* [YOUR GOAL]: Using the entries that follow, count the lines containing the word "data" and give that number by itself.

* [RECORD EXTRACTS]:
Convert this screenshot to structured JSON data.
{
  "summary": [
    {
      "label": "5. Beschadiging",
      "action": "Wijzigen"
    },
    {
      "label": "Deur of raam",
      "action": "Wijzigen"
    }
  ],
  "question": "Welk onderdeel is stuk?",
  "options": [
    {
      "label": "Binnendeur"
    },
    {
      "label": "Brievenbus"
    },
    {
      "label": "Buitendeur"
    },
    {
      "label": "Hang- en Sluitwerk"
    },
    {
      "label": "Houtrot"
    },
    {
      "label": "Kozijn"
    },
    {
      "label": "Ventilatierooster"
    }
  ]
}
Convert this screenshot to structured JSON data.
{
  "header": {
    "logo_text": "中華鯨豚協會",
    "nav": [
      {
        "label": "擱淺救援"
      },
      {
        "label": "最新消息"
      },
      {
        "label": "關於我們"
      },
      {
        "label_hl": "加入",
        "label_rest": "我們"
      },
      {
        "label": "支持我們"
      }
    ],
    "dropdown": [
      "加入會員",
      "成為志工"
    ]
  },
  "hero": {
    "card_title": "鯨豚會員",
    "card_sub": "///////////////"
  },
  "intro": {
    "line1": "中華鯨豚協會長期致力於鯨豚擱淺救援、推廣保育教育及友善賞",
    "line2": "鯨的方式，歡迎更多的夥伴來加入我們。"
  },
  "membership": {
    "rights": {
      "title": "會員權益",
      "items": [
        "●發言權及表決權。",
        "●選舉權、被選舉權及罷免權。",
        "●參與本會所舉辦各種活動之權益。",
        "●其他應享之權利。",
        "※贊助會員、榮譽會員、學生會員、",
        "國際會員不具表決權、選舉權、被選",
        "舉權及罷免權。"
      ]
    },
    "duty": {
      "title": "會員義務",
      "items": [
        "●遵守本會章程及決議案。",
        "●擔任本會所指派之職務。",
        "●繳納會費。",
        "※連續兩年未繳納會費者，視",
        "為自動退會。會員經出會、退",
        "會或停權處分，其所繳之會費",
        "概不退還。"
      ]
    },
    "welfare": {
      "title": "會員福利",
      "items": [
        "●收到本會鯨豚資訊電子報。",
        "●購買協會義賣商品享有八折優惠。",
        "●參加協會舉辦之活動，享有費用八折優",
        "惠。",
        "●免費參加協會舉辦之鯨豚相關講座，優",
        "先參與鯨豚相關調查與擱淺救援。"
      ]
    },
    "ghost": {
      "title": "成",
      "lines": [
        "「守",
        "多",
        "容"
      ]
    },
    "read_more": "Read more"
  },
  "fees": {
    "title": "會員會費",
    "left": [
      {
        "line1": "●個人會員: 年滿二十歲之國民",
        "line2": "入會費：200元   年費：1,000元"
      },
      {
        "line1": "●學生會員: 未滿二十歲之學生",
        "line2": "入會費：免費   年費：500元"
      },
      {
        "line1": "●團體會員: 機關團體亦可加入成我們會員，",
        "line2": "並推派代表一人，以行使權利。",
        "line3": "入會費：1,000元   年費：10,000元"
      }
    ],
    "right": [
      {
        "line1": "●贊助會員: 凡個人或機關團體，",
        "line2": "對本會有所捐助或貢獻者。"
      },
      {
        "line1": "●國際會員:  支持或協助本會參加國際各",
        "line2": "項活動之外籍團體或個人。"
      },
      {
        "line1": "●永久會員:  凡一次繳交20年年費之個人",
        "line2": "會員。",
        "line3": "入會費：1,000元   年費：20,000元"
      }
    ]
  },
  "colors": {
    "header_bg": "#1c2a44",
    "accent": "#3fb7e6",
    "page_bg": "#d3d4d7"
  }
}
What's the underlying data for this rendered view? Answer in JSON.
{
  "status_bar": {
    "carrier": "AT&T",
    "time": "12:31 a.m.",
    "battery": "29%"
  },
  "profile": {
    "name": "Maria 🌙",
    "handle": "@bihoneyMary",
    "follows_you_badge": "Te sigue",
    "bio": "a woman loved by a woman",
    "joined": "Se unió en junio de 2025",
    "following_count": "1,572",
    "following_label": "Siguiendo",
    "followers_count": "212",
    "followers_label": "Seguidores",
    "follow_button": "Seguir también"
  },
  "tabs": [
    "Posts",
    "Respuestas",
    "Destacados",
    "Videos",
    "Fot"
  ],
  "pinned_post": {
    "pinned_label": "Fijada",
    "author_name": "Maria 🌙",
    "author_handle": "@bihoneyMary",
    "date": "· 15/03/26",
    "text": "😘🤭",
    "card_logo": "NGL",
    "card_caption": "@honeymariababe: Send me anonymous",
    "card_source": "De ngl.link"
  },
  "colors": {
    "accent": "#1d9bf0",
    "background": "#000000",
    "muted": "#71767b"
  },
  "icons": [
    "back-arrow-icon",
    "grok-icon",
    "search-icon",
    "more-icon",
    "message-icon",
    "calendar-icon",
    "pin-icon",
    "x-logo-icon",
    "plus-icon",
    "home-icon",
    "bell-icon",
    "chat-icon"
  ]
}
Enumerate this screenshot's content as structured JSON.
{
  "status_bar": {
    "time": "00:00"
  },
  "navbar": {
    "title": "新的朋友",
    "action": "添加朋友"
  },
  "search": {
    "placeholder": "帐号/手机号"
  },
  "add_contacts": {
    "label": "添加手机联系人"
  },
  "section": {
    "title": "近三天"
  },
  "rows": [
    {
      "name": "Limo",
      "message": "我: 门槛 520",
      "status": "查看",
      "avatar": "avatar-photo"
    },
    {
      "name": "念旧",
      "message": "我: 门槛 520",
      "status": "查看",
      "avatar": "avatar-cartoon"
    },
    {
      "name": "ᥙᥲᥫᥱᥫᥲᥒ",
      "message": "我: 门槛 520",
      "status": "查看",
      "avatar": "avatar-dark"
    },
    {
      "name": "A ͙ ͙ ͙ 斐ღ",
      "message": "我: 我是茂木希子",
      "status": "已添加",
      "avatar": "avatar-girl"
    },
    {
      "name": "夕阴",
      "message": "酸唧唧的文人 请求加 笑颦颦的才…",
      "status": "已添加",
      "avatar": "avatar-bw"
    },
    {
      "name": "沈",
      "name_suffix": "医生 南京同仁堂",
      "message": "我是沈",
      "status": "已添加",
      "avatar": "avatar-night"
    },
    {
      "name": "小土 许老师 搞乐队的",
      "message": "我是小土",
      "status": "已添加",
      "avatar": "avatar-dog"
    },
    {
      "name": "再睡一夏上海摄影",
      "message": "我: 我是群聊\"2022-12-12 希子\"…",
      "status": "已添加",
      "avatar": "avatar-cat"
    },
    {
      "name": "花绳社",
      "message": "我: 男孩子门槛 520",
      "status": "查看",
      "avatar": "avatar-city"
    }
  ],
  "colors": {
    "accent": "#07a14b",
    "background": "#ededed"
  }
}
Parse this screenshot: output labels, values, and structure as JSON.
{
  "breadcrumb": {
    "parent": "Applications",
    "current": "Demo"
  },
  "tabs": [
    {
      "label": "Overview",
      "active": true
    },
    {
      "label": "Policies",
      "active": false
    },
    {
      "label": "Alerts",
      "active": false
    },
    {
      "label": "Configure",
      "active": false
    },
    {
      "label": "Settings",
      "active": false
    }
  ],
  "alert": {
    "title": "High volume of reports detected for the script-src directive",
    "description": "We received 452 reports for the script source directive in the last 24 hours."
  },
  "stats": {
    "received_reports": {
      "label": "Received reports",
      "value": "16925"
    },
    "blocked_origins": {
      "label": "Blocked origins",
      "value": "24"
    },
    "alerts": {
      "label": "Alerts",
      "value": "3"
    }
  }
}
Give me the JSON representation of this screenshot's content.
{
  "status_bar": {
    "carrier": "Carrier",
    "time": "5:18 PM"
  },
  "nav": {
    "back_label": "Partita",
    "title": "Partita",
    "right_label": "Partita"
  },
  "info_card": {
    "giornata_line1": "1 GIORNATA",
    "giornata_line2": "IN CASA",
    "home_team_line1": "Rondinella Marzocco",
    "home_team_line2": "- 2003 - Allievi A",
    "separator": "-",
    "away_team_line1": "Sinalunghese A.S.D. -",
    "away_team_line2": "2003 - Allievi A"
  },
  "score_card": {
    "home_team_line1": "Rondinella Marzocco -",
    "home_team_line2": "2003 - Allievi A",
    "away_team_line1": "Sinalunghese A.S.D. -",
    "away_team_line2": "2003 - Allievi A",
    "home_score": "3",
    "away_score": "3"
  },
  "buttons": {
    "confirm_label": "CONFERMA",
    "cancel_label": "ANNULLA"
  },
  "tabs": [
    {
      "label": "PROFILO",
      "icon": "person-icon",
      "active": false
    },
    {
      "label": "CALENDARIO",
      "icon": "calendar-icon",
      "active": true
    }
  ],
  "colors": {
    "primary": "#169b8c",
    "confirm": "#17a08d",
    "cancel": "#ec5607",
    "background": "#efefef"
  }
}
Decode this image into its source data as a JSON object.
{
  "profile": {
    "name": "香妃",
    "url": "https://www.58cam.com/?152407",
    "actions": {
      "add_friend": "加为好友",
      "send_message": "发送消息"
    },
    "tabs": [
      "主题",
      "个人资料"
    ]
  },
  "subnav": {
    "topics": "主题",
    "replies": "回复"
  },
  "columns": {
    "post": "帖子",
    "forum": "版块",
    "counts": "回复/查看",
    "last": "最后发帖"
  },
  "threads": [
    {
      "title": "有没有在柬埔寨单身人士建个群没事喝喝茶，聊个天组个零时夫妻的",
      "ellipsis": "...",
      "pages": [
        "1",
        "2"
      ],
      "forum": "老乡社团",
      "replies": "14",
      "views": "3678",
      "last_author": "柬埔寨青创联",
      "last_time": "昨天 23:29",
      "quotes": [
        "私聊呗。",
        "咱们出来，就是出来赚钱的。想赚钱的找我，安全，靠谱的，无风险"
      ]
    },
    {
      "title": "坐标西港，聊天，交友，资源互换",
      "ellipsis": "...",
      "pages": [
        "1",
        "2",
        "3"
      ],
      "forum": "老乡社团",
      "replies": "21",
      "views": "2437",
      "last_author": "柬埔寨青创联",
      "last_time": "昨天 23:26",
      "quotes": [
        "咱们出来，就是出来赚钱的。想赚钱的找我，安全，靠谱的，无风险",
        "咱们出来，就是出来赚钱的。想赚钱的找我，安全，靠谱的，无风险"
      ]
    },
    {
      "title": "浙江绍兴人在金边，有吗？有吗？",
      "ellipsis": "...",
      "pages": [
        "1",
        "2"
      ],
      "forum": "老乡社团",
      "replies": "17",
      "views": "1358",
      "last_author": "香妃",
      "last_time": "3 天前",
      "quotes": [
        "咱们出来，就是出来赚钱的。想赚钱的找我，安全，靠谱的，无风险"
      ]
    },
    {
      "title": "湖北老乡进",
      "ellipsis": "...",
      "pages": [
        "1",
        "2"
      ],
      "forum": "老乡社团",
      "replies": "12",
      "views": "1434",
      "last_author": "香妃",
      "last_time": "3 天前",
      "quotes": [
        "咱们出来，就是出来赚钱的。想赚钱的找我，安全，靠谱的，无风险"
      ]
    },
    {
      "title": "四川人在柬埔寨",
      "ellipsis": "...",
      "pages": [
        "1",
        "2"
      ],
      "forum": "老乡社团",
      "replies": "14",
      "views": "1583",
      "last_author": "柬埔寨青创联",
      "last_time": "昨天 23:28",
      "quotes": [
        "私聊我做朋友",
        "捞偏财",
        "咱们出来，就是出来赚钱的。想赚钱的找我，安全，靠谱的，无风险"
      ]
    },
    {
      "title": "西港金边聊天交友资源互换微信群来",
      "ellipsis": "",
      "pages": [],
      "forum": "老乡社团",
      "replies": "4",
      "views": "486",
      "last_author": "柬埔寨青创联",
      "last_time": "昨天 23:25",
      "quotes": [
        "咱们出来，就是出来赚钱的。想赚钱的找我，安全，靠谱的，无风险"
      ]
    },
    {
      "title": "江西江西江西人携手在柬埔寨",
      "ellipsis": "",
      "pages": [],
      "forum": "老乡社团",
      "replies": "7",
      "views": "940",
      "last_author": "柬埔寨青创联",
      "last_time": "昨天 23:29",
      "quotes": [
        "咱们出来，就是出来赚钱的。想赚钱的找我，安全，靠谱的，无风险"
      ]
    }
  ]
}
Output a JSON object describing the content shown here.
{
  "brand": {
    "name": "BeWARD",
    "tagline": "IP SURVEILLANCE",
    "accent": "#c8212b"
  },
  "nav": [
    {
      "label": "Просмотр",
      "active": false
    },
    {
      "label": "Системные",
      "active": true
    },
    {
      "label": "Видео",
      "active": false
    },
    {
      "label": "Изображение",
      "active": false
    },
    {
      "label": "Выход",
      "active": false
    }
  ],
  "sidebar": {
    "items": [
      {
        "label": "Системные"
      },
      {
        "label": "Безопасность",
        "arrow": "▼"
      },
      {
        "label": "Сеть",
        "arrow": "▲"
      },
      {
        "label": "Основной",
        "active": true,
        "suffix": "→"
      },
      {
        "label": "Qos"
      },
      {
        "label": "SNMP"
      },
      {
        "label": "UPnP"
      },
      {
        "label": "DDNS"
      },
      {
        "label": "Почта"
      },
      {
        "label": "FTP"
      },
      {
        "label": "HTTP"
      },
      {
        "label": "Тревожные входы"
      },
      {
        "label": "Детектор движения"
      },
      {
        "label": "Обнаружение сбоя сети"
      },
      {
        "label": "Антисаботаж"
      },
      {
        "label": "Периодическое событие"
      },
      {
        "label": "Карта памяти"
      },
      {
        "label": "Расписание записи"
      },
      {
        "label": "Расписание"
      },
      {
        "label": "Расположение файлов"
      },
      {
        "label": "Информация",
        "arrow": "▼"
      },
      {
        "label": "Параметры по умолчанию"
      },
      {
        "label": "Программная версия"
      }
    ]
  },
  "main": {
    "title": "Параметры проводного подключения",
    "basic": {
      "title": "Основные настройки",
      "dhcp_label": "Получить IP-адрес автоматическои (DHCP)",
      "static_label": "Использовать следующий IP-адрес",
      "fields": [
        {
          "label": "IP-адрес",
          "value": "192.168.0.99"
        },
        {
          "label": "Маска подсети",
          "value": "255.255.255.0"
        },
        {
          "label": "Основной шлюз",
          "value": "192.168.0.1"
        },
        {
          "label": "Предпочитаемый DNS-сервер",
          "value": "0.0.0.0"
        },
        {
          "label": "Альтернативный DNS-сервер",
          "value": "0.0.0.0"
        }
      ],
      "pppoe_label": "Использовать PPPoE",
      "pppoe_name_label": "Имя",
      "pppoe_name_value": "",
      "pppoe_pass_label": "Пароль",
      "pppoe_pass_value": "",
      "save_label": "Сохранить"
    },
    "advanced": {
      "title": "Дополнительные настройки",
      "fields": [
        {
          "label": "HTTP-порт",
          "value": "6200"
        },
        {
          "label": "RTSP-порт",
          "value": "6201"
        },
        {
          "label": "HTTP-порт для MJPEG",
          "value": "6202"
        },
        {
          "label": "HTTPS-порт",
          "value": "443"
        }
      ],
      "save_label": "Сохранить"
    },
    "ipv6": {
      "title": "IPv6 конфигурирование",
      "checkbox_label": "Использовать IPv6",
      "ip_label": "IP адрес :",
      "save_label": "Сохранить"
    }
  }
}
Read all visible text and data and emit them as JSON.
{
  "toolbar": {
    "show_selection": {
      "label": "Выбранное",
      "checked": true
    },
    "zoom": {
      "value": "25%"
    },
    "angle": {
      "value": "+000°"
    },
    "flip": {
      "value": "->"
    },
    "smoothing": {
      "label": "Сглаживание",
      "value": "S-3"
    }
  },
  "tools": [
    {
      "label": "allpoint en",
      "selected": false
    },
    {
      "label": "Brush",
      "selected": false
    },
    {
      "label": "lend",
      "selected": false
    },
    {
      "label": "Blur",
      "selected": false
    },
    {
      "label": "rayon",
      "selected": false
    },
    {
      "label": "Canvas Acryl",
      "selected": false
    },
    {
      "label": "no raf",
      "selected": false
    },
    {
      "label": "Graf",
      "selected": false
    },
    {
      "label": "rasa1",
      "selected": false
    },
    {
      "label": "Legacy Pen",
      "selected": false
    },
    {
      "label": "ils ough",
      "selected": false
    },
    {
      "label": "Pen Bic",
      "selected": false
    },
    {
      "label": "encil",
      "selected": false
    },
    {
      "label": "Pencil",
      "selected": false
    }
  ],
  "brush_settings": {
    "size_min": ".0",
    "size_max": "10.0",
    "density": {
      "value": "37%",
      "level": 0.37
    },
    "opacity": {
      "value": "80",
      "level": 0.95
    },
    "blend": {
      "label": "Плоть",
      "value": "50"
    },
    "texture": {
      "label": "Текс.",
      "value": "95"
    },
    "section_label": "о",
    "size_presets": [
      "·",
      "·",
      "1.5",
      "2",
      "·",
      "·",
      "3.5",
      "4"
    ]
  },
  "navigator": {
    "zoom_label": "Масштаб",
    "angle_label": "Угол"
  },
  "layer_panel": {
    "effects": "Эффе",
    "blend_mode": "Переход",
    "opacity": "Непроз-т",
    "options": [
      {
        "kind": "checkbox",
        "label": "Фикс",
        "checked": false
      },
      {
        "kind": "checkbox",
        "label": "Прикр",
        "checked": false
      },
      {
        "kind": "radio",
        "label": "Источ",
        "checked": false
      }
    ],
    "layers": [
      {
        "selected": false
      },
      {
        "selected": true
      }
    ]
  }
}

* [EXPECTED ANSWER]: 5